Well, I've joined forces with BBM and some other MA bloggers to write every day for a month. However, I will be cheating since I also have another blog that will be included as well. So, let's say every other day will most likely be a MA blog. Sorry, I'm cheating!!!
For today I would like to continue talking about blocking. In our system we have four primary blocks that we begin with : agay (spelled wrong since I do not have my book in front of me), soto, uchi and gedan barai. They are called the hachi ban uki (also spelled wrong, my deepest apologies!) and we do them over and over and over with heavy emphasis on mushimi, or heavy rubbing. Mushimi is incredibly important in our system and if the upper belts are caught not utilizing it at every turn we do push-ups. But, hey, who's complaining about buff arms....not me. Mushimi is especially important in a self-defense situation where sticking (literally) to your opponent places them off balance and allows you to always maintain balance and hara connection. Mushimi begins with the block. With the upper rising block, agay, the arm is energized and mushimi allows you to uproot the uke, at which point you can continue to push the arm back and wrap it or just keep it off to the side. The same goes for the lower blocks, but in this case the uke becomes off-balance towards the tori. There is also the kage uke (hook block), the mountain block, the snake block and a block where you place your hands together, palms facing you, as if you were making a bird shadow and press outwards against an attack. My favorites are the snake block, which is performed to the outside of the punch and allows you to then mushimi down the arm and grab the wrist, and the kage uke.
With blocking we are taught to perform soft, not hard. With this softness I find that it is easier to place the uke off balance, much like an aikido move uses the uke's energy against them. I do not know much about aikido and have only done a little, but from what I've seen our blocks are very similar to aikido moves. The softness also allows the tori to maintain flow, which to me is a much more efficient way of moving against an attack. If I defend hard my energy goes right to my upper body and I lose hara connection. Once this happens the techniques are no longer going to work the way you want them to. With hara connection and mushimi you are insured against losing connection with the uke and will have a much easier time with stun, rip/tear and project.
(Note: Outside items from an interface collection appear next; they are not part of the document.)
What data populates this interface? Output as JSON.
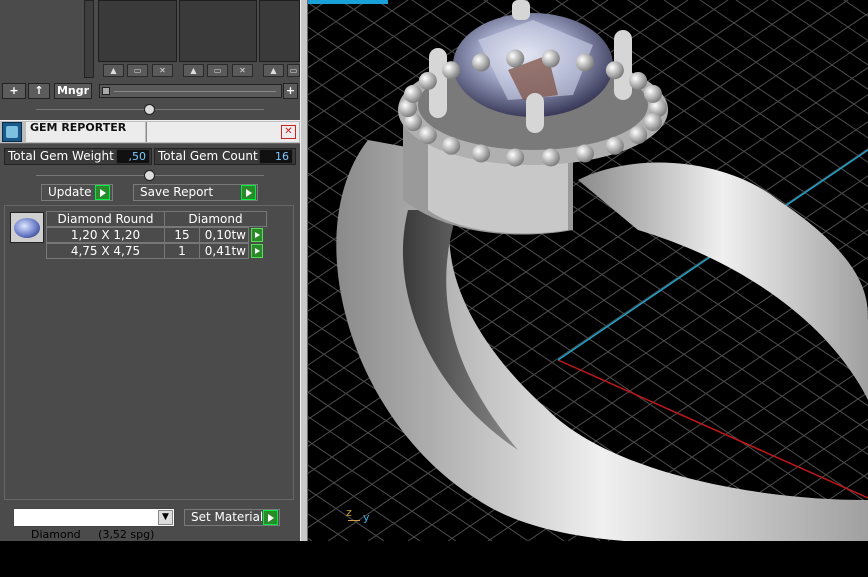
{
  "library": {
    "toolbar": {
      "add": "+",
      "up": "↑",
      "manager": "Mngr",
      "plus": "+"
    }
  },
  "gem_reporter": {
    "title": "GEM REPORTER",
    "total_weight_label": "Total Gem Weight",
    "total_weight_value": ",50",
    "total_count_label": "Total Gem Count",
    "total_count_value": "16",
    "update_label": "Update",
    "save_report_label": "Save Report",
    "table": {
      "headers": [
        "Diamond Round",
        "Diamond"
      ],
      "rows": [
        {
          "size": "1,20 X 1,20",
          "count": "15",
          "weight": "0,10tw"
        },
        {
          "size": "4,75 X 4,75",
          "count": "1",
          "weight": "0,41tw"
        }
      ]
    },
    "material_select": "Diamond     (3,52 spg)",
    "set_material_label": "Set Material"
  },
  "viewport": {
    "axis_z": "z",
    "axis_y": "y",
    "grid_color": "#4d4d4d",
    "axis_x_color": "#c01818",
    "axis_y_color": "#1ca0c8"
  }
}
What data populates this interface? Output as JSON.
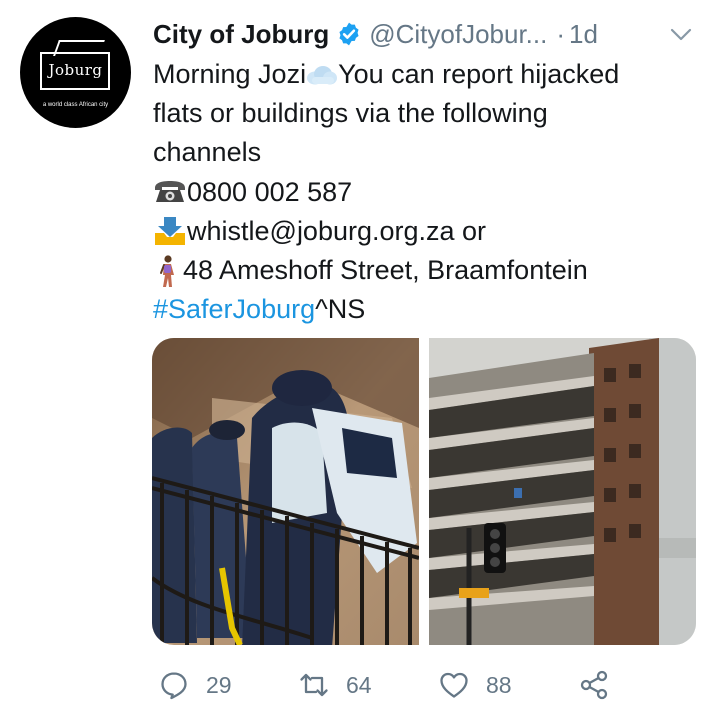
{
  "account": {
    "name": "City of Joburg",
    "handle": "@CityofJobur...",
    "separator": "·",
    "time": "1d",
    "avatar": {
      "logo_text": "Joburg",
      "tagline": "a world class African city"
    }
  },
  "tweet": {
    "lines": {
      "l1_prefix": "Morning Jozi",
      "l1_suffix": " You can report hijacked",
      "l2": "flats or buildings via the following",
      "l3": "channels",
      "l4": "0800 002 587",
      "l5": " whistle@joburg.org.za or",
      "l6": " 48 Ameshoff Street, Braamfontein",
      "l7_hashtag": "#SaferJoburg",
      "l7_suffix": " ^NS"
    },
    "emojis": [
      "cloud-emoji",
      "telephone-emoji",
      "inbox-tray-emoji",
      "woman-walking-emoji"
    ]
  },
  "actions": {
    "replies": "29",
    "retweets": "64",
    "likes": "88"
  },
  "colors": {
    "link": "#1b95e0",
    "muted": "#657786",
    "verified": "#1da1f2",
    "text": "#14171a"
  }
}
This is how we defend. We block and stun, rip/tear with a combination and then project the uke to the ground or away from us. The projection of course comes with more than a few years of practice and I'm still battling with it. I will most likely always be battling with projection. But, that's for another post!!!